Frost achieves the pinnacle of artistic finesse in Acquainted with the Night. This deeply suggestive lyric is in West-Running Brook. The most interesting thing and the supreme achievement of this poem is its firm and calculated reticence, its insistence on understatement, its refusal to say more than the poet thinks or feels. In this it is typically Frostian, in another sense it is rather uncharacteristic; it shows Frost simply setting a scene and rejecting the opportunity to draw a moral or a conclusive statement from it. The resonance and power of the poem reside entirely in its implication; in the possibilities of interpretation which the poet lay before the reader.
This thematic approach allows the audience to capture Keats purpose of the poem demonstrating that extreme emotions that love can have of one. By the film, having Brawne walk in the garden alone indicates that “like nature’s patient, sleepless Eremite” (Keats Line 4). The word “Erimite” can be taken to mean a hermit, suggesting that love can be a lonely task without sleep, but one worth doing. Further the idea that love in this sense can be a directionless road since there is no end goal of where she is going. Moreover, in the poem, Keats implies that love can be standstill.
The desire to bring back love lost is inapprehensible. Love lost is a mere form of death itself with its idea of torment consistently knocking at one’s bedroom door, with no obstructive answer besides “nevermore”. What lays beyond the previous sentiments stated with it bleak and dreary entry, can be compared to its father who went by the name of Edgar Allan Poe. Poe was the father of Gothic horror until his untimely passing in 1849. However, before his passing, Poe wrote his best selling lyrical narrative poem called The Raven in 1844 that inhibits the idea of lunacy in the natural world, as well as, the unattainable desire to resurrect love upon the speakers lost Lenore.
Dostoevsky’s ‘anthropological’ study of these subjugated men holds greater significance.

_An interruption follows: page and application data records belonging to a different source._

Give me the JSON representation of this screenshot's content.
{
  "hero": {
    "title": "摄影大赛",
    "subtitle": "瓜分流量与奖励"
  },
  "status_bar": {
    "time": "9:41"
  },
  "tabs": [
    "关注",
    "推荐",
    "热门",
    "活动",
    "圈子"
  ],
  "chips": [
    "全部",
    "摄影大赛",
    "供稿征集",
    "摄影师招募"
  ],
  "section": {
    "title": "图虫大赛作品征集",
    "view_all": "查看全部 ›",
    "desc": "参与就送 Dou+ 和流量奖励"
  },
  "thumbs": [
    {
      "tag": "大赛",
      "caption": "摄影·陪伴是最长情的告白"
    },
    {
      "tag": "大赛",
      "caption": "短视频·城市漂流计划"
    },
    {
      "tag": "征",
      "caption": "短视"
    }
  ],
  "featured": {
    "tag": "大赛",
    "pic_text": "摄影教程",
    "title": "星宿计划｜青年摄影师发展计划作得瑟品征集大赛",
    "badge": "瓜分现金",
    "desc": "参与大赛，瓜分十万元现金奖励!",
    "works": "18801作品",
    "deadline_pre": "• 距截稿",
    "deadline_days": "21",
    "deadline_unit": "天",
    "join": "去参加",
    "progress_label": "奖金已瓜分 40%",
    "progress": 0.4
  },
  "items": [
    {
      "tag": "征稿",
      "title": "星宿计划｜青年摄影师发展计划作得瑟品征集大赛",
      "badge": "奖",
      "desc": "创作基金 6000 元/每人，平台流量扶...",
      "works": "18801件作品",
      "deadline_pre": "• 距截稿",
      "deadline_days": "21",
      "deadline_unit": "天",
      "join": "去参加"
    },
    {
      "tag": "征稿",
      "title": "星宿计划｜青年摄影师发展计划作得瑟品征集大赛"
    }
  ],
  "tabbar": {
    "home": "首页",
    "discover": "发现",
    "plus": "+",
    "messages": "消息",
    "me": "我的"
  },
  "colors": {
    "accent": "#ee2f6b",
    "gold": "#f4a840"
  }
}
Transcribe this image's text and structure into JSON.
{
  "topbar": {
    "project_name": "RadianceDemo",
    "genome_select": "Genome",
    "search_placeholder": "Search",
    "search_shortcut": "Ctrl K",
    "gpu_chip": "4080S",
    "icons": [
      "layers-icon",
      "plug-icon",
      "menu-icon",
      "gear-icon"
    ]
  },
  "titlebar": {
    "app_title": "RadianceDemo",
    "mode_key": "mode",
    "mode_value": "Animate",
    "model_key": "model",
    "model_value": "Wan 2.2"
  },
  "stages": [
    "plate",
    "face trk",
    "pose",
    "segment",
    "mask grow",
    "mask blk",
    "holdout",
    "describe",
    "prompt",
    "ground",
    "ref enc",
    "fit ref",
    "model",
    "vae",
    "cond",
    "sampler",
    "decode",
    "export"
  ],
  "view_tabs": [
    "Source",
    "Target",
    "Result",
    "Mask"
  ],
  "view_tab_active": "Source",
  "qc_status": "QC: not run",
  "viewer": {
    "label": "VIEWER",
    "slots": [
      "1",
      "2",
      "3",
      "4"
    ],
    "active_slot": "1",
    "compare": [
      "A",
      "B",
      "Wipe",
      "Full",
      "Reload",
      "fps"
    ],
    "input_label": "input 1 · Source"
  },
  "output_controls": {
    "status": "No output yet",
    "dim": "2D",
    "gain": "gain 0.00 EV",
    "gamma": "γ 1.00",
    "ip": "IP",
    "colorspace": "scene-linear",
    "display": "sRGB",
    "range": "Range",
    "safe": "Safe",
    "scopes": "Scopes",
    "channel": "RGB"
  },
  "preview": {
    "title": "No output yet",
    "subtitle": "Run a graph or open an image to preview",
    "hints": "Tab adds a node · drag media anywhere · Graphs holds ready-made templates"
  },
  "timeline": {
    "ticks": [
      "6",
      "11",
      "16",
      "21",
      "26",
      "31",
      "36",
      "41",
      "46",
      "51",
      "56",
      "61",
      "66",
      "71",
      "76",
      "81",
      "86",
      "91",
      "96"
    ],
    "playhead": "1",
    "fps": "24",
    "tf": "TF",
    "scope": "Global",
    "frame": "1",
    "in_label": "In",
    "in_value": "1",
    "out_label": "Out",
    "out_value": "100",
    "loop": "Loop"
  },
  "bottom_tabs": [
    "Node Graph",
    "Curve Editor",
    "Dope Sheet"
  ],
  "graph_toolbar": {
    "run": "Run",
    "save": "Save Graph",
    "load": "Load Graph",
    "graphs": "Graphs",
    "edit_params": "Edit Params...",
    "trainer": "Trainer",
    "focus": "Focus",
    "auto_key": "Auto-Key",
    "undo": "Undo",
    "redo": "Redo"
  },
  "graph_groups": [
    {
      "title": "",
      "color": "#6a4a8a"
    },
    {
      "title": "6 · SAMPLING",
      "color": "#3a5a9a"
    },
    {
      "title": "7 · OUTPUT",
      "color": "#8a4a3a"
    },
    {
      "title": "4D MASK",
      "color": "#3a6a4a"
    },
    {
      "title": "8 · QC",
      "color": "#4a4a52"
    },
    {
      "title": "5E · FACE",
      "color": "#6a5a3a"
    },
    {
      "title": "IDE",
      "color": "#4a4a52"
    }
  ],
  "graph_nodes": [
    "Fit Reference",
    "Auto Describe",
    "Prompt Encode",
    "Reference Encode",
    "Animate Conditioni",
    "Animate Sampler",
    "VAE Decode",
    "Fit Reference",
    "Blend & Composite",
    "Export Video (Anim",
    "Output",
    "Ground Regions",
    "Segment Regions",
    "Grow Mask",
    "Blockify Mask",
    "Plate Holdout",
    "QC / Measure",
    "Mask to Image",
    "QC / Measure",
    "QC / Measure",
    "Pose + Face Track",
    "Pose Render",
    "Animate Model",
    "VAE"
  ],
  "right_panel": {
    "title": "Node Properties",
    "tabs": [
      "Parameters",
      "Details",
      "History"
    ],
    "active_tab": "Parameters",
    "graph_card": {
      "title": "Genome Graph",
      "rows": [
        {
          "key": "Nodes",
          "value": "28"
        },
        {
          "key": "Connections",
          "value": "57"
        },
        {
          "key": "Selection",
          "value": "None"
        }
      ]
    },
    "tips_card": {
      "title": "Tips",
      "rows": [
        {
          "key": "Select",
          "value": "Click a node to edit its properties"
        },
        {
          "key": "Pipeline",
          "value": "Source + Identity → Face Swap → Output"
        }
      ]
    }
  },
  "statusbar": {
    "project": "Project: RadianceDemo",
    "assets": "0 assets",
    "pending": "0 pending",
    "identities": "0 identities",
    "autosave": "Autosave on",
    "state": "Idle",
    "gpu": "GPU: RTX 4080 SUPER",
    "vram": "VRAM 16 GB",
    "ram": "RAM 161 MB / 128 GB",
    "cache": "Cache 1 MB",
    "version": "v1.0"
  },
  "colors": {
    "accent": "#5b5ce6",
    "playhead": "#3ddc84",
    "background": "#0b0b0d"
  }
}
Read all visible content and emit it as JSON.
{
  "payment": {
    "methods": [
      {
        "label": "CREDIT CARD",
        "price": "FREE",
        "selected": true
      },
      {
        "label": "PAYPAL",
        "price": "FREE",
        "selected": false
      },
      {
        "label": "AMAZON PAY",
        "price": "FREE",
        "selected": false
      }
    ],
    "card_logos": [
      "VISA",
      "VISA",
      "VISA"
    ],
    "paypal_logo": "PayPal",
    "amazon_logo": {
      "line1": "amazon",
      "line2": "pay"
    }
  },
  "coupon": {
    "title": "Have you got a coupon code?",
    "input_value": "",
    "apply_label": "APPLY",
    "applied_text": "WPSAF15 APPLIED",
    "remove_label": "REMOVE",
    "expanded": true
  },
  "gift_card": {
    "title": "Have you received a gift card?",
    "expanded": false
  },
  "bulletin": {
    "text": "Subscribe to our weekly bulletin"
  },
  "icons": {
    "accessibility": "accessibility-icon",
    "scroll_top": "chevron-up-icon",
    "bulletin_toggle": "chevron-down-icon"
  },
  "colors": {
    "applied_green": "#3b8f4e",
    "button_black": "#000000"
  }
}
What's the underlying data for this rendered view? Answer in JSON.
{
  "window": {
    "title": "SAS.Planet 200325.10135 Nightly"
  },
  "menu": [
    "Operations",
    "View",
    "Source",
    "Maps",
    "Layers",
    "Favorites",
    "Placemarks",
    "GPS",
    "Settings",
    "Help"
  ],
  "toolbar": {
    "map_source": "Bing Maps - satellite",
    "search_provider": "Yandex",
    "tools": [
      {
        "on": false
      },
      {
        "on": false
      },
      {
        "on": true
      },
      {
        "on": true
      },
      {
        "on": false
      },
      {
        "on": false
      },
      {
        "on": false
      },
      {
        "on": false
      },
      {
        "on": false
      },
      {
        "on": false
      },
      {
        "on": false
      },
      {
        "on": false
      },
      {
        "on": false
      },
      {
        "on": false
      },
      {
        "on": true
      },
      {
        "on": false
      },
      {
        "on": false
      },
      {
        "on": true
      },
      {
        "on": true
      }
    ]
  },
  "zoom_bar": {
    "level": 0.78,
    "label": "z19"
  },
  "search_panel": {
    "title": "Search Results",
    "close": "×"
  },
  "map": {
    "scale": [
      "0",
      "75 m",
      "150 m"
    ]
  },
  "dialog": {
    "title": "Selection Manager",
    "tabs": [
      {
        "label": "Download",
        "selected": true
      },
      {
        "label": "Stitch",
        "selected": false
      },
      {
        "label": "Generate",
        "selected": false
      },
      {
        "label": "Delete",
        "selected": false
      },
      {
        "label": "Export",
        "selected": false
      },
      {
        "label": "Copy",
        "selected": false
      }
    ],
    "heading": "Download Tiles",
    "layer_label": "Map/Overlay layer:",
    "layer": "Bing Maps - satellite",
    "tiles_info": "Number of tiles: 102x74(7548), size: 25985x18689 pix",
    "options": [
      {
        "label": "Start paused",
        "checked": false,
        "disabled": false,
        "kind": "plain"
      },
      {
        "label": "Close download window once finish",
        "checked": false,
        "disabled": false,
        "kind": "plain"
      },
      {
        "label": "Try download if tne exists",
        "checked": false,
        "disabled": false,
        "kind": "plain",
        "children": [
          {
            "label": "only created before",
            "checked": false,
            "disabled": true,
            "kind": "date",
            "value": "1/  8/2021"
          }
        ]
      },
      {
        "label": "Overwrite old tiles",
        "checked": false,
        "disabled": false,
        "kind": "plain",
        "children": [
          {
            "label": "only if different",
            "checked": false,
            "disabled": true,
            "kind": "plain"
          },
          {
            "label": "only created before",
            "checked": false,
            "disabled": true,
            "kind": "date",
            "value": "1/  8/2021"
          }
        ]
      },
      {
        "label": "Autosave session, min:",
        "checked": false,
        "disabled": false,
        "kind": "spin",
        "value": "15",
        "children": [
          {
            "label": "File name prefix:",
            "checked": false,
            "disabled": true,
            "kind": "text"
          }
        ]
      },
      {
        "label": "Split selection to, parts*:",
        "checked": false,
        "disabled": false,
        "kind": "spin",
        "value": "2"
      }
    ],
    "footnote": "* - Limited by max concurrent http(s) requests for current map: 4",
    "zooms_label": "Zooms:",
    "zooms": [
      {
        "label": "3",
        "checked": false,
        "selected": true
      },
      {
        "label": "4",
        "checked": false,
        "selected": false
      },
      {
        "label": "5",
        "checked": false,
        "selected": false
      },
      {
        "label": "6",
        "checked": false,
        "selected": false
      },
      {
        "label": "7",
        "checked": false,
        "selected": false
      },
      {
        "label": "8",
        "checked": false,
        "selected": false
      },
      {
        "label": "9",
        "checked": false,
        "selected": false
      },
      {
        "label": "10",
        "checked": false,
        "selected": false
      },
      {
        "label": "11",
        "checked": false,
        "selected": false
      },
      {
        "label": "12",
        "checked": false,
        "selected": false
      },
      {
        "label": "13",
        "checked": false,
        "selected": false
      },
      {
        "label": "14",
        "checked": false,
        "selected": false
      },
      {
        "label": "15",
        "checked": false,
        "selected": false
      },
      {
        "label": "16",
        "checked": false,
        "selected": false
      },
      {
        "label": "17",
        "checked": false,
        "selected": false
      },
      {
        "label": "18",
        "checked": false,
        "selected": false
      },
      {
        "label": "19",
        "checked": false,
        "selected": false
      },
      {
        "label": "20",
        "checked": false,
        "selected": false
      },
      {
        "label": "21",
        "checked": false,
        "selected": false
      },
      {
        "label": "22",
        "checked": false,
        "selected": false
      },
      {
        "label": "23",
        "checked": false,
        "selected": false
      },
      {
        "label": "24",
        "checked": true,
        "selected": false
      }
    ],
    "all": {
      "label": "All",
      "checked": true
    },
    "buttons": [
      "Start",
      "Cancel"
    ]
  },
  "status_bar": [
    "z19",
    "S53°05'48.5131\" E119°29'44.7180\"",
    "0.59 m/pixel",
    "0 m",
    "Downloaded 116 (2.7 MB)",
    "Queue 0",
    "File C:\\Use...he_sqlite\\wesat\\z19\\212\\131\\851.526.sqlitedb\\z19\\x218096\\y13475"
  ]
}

The Double reads as a ‘history of the unknown’, a voice of the subaltern; a true product of a repressed Petersburg citizen. A traditional expression of the harshness of poverty in Petersburg (as seen in Poor Folk’s epistolary form) holds less significance of impetus. The surreality/gothic inherent to Golyadkin imply his deep, profound confinement. Dostoevsky’s gothic technique comments on the grotesque results of repeated societal restriction on the psyche in a social
In the poem, Alfred Prufrock says, “and I have seen the eternal Footman hold my coat, and snicker, and in short, I was afraid.” (Eliot 299) The Eternal Footman can symbolize many things such as the devil or god. But in the end, it makes Alfred realize that he is growing older and is yearning for the time of youth. The reason is that death is just around the corner. The title of the poem is The Love Song of J. Alfred Prufrock. However, just by looking at the name of the character, J. Alfred Prufrock, it expression that his name is a little eccentric.